Asking bartenders about their opinion on the Blood & Sand will bring up very different perspectives. For some, the drink shouldn't be on any bar menu, others like to tweak the traditional way of making this drink to make it more modern, and a few defend the classic equal measures approach and found ways to perfect the classic recipe.
The biggest criticisms concerning the Blood & Sand are the measurements and the use of orange juice. But luckily, we have a solution for that. -No matter if you prefer to accentuate certain ingredients, remove the orange juice, or want to perfect the classic approach, there's a recipe for everyone. But let's start with a bit of history.
History of the Blood & Sand
The Blood & Sand cocktail was invented in London and named after a movie of the same name released in 1922. The first time the recipe was published in printed form was in Harry Craddocks The Savoy Cocktail Book. The recipe here asked for equal amounts of Scotch, Sweet Vermouth, Heering cherry liqueur, and orange juice.
This traditional recipe makes a rather sweet cocktail with a smokey touch from the Scotch. That characteristic led to the drink being called the best Scotch-based cocktail for non-Scotch haters. Today, there are many different options for Scotch Whisky. You can get one's with almost no smoke, but there are also some absolute smoke bombs out there. Therefore, depending on your choice of Scotch, you can already balance the drink better by using a smokier or less smoky version.
But modern Blood & Sand variations don't stop there. By adjusting measurements, reducing orange juice, omitting orange juice, or simply improving the shaking process, you can bring your Blood & Sand to the next level.
To fix the problem with equal -yet unbalanced- measurements, most modern takes create a more Scotch and Vermouth forward version to dominate cherry liqueur and orange juice. While the traditional recipe asks 0.75oz of each ingredient, a more Scotch-forward recipe uses 1 oz of Scotch and orange juice and 0.75 of Sweet Vermouth and cherry liqueur.
Orange juice in a Blood & Sand
The orange juice in the cocktail is probably the biggest issue for the critics. Like in a classic Screwdriver, the orange juice can dominate the drink and completely ruin its complexity. Others complain about the consistency, sweetness, or acidity.

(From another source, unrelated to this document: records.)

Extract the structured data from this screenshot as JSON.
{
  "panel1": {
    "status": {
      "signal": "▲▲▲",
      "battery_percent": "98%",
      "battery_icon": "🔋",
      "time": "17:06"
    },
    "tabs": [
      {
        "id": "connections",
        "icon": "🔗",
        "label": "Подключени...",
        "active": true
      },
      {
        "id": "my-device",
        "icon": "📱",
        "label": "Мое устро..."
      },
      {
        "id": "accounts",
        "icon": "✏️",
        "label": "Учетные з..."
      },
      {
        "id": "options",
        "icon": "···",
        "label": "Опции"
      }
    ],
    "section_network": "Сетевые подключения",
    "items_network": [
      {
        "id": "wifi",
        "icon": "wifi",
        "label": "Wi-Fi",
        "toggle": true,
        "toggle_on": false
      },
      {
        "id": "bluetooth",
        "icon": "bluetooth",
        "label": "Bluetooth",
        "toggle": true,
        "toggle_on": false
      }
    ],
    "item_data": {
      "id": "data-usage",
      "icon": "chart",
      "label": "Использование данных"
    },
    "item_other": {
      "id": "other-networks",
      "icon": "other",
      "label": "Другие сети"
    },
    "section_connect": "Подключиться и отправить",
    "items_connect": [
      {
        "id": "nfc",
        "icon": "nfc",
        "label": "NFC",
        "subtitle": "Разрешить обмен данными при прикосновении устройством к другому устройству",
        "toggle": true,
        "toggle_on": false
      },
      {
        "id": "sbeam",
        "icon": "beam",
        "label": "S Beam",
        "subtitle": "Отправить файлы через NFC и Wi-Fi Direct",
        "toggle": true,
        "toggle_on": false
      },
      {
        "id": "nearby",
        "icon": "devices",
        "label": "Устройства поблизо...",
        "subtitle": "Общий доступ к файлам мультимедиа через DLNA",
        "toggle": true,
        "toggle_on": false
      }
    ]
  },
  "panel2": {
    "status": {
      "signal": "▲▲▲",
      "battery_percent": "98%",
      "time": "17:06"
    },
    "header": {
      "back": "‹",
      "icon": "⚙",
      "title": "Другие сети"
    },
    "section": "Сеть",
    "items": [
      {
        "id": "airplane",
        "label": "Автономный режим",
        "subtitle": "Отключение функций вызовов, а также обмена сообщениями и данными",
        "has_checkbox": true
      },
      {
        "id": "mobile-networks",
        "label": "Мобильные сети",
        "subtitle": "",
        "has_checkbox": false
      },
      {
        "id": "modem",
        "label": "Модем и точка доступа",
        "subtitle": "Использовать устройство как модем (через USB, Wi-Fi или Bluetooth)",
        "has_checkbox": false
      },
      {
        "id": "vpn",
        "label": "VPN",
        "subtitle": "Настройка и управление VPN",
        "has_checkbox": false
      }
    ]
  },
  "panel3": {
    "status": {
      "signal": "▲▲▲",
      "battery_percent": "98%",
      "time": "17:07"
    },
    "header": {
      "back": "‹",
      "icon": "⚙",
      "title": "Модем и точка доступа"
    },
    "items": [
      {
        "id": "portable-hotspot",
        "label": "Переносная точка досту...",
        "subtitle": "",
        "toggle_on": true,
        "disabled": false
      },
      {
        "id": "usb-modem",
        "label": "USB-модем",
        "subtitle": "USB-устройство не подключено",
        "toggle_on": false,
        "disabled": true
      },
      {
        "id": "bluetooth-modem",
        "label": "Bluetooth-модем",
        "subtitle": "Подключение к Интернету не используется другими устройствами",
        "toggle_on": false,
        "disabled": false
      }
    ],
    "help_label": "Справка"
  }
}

But how to fix it? First of all, if you intend to use orange juice in your cocktail,w only use freshly squeezed ones. But you can also replace it with similar citrus juices from blood oranges or grapefruits. However, the most sophisticated way is to omit the juice completely. Instead, use orange liqueur or blends of orange liqueur. Also, by stirring the cocktail instead of shaking it, you can create a rather boozy, more balanced take on the classic Blood & Sand.
Tips for lovers of the classic recipe
If you're a fan of the traditional recipe and want to make the most out of it, here are some ways to improve your cocktail. The key to a great Blood & Sand is the right combination of Scotch and orange juice. Start with a not too smoky Scotch and freshly squeezed orange juice. A Speyside single malt works a treat in this classic. Cherry Heering and a quality Sweet Vermouth like the one from Dolin complete the list of ingredients.
Another tip to improve your Blood & Sand is shaking it stronger. By putting more muscles in your Blood & Sand, you'll increase the frothiness of the cocktail and will yield better results. -If you don't start sweating while shaking your cocktail, you're not doing it right
- 0.75 oz Speyside single malt
- 0.75 oz Dolin Sweet Vermouth
- 0.75 oz Fresh Orange juice
- 0.75 oz Cherry Heering liqueur
- 1 orange peel
- Add all ingredients into a cocktail shaker with plenty of ice and shake vigorously for around 25 - 30 seconds.
- Double-strain into a chilled coupe glass and garnish with an orange peel.
A well-made Blood & Sand cocktail tastes slightly smoky with sweet and fruity notes from fresh orange juice, Sweet Vermouth, and cherry liqueur.
The Blood & Sand was invented in London and first published in written form by Harry Craddock in his famous cocktail bible "The Savoy Cocktail Book."
It's best to use a not too smoky Scotch Whisky. For instance, you can take a Speyside single malt.
In a classic Blood & Sand, all ingredients are measured evenly at 0.75oz. In a more Scotch-forward version, use 1 oz Scotch, 1 oz orange juice, 0,75 oz Sweet Vermouth, and 0.75 oz cherry Heering.